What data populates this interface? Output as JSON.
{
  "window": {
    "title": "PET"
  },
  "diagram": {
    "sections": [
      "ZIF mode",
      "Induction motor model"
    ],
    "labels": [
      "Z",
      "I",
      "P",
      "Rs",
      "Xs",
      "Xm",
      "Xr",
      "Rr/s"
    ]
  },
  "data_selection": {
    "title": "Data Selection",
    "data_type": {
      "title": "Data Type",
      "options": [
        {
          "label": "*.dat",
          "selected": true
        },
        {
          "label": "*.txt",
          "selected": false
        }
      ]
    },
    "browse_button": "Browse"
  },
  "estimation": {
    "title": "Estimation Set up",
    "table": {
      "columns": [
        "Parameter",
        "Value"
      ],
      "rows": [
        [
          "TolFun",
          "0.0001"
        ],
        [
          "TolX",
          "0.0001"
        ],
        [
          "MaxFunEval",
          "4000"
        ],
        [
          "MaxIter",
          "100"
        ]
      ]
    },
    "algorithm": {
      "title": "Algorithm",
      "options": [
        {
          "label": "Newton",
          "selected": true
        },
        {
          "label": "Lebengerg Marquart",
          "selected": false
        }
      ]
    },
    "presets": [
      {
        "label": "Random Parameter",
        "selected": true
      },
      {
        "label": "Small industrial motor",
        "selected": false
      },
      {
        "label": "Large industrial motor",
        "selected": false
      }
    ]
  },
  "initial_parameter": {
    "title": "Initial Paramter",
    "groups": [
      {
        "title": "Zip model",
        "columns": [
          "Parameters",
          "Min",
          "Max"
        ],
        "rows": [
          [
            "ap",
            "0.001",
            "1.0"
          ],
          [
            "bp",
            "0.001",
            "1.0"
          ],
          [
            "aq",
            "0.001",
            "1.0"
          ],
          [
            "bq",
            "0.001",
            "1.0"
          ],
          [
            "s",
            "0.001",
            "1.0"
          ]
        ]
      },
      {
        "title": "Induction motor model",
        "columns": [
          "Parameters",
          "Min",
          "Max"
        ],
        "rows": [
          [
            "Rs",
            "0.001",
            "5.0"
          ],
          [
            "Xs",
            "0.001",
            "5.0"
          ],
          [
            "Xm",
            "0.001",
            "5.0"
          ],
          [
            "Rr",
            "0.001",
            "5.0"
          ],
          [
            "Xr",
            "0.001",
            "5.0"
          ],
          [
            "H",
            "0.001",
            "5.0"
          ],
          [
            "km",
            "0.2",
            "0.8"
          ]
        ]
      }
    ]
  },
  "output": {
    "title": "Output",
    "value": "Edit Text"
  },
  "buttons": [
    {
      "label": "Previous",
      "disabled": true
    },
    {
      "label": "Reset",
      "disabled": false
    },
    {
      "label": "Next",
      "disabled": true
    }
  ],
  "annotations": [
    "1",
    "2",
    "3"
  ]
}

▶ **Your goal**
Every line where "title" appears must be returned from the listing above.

▶ **Solution to the exercise**
    "title": "PET"
    "title": "Data Selection",
      "title": "Data Type",
    "title": "Estimation Set up",
      "title": "Algorithm",
    "title": "Initial Paramter",
        "title": "Zip model",
        "title": "Induction motor model",
    "title": "Output",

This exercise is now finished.